* **Required action**
Look through the records and report how many lines include the word "stavu", with no other words.

(Dataset items)
-- Opening Marker --
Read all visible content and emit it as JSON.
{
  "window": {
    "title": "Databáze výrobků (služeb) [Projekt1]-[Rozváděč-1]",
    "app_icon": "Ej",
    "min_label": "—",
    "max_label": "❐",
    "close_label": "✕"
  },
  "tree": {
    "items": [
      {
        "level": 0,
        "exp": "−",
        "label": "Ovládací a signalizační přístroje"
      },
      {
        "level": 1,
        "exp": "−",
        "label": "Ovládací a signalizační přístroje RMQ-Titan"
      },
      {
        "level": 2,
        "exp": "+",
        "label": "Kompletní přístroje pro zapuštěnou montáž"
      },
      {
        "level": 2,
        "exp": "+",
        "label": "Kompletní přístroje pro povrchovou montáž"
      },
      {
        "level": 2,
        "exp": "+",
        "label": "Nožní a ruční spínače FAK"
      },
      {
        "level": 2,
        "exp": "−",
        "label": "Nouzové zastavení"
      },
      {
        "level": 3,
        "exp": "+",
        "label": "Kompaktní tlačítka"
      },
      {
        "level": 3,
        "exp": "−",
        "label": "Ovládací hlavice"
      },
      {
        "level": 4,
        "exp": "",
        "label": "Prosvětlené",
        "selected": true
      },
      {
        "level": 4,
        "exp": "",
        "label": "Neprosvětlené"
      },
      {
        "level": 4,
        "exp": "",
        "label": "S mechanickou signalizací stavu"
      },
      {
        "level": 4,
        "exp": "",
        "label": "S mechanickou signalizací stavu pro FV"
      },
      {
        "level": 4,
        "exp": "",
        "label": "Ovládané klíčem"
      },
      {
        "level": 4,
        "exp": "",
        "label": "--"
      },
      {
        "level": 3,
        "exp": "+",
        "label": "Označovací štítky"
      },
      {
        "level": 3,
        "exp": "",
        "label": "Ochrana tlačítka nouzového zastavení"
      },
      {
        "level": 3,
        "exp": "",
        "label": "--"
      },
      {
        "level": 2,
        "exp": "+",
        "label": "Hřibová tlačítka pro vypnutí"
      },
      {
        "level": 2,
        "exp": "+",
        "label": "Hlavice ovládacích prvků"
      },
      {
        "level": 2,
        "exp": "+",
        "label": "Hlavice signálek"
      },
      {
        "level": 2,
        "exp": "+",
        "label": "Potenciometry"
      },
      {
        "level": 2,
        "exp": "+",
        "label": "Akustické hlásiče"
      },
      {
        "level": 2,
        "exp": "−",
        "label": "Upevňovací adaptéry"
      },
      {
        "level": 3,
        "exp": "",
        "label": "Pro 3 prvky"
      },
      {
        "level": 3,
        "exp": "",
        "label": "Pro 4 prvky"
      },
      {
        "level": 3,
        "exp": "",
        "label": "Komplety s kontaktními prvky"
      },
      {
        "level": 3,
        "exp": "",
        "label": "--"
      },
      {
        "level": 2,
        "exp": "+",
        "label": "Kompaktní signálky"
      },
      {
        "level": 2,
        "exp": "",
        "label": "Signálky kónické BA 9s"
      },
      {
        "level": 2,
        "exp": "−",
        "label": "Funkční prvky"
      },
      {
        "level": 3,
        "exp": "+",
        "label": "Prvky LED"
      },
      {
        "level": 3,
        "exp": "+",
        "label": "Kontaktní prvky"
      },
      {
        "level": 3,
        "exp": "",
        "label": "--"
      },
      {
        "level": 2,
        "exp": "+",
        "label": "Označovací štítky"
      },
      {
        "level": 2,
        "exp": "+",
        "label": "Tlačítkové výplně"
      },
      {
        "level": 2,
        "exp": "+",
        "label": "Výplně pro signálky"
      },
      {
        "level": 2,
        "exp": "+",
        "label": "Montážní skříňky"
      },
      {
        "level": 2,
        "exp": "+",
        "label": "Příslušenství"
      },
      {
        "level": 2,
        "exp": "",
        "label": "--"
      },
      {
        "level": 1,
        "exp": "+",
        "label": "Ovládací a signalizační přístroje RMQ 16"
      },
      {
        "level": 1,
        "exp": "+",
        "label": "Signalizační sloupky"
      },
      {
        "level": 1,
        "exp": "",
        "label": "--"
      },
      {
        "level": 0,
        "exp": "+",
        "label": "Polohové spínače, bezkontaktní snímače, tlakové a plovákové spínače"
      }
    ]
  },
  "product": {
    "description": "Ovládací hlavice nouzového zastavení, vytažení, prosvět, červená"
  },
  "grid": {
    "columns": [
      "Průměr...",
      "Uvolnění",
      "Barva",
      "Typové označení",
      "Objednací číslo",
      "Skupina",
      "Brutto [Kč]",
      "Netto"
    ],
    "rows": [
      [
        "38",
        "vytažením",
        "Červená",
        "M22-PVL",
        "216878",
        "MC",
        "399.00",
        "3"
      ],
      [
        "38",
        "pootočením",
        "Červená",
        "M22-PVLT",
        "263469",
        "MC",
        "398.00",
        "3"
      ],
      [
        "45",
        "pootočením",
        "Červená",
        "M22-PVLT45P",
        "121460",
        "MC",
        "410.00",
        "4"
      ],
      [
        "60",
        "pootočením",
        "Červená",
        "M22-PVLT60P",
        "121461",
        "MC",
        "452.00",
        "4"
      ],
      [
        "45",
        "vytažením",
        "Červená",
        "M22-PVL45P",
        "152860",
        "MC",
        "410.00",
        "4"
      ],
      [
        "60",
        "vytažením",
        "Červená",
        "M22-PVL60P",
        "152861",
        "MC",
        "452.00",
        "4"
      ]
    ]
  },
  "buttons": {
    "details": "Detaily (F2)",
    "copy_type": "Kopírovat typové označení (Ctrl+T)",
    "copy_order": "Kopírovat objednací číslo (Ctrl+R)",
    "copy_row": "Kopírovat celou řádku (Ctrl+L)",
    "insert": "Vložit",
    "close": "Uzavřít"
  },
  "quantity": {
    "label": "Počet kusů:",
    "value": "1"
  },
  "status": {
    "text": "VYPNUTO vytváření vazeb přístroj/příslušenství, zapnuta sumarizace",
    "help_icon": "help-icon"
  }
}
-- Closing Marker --
* **Answer to this exercise**
2